Looking for a new furry or scaly addition to your family but don’t know where to start?
The Lexington Humane Society, ASPCA and Lexington veterinarian Dr. Butch Schroyer have a few recommendations for families.
First, parents should judge the maturity of their child before getting a pet.
Many experts say that children should be 6 years old before having a pet of their own. (Of course, a family pet is a different story.)
“Parents should be cautious, and need to protect pets from younger children,” said Dr. Schroyer of Animal Care Clinic.
“Children under the age of two probably do not need a pet.”
For families with infants and toddlers, the ASPCA recommends gradually and carefully introducing the child to a pet.
Make sure your pet can handle the child’s reactions such as grabbing at its fur and limbs before introducing the two.
ASPCA experts say that guinea pigs, goldfish and gerbils can be the best pets for younger children.
They are easy to care for and can teach children responsibility.
Guinea pigs especially are friendly, seldom bite and squeal when happy.
Goldfish are inexpensive, require minimal daily care and can provide much entertainment for children.
Middle school age children can handle larger pets such as dogs, cats and rabbits.
Pre-teens can walk the dog and scoop a cat’s litter box with some supervision.
Some of the most kid friendly dog breeds, as recommended by PetMD.com, are: Golden Retriever, Labrador Retriever, Poodle, Irish Setter and Vizsla.
“Goldens and Labradors that are 60 pounds can knock a small child over,” warned Dr. Schroyer.
“Dogs over 80 pounds can be difficult for a child to manage.
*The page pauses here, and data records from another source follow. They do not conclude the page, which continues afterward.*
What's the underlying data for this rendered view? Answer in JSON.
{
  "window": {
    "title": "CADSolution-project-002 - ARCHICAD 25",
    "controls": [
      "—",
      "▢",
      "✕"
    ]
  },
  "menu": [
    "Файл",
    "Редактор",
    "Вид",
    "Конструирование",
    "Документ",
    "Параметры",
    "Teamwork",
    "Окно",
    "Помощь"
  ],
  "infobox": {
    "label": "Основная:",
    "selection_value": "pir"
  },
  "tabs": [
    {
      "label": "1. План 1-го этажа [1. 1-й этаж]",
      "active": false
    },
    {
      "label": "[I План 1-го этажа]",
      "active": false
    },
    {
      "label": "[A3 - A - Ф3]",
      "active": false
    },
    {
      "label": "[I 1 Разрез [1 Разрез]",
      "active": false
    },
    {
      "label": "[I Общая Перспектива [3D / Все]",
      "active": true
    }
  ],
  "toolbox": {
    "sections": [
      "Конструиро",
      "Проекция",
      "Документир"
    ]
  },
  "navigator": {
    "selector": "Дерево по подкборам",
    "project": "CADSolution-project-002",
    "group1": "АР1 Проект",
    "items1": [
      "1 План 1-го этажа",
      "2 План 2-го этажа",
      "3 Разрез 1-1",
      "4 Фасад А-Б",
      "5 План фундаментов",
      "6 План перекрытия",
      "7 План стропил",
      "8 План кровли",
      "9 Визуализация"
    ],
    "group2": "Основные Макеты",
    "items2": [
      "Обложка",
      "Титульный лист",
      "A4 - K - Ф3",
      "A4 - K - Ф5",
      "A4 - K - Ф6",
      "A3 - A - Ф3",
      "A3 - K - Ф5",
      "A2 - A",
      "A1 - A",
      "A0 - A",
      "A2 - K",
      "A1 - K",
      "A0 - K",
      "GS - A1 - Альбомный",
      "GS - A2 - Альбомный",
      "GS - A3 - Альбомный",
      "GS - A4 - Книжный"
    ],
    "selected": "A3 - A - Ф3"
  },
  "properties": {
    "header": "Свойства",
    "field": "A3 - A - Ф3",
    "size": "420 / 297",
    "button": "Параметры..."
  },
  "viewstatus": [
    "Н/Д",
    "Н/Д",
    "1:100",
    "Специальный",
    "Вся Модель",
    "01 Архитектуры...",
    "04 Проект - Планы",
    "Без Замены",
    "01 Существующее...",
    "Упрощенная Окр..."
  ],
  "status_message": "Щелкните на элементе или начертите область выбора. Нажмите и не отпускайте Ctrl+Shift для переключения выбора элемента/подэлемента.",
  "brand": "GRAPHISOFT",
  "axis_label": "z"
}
Parents should match the size of the dog with the age and maturity of the child.”
“As children get older they can handle one that needs more training.”
As cute as puppies and kittens are, the Humane Society suggests that families consider adopting an older pet.
An older animal, especially one that has been around children before, can be a welcome addition to a family.
With any animal, children can learn responsibility and the pride of accomplishment when caring for a pet.
As always, the Humane Society reminds families to be safe and that all child and pet interactions should be monitored by adults.
For families looking for a pet, Dr. Schroyer recommends trying the Pet Selector on the Animal Care Clinic’s website: www.animalcareclinic.net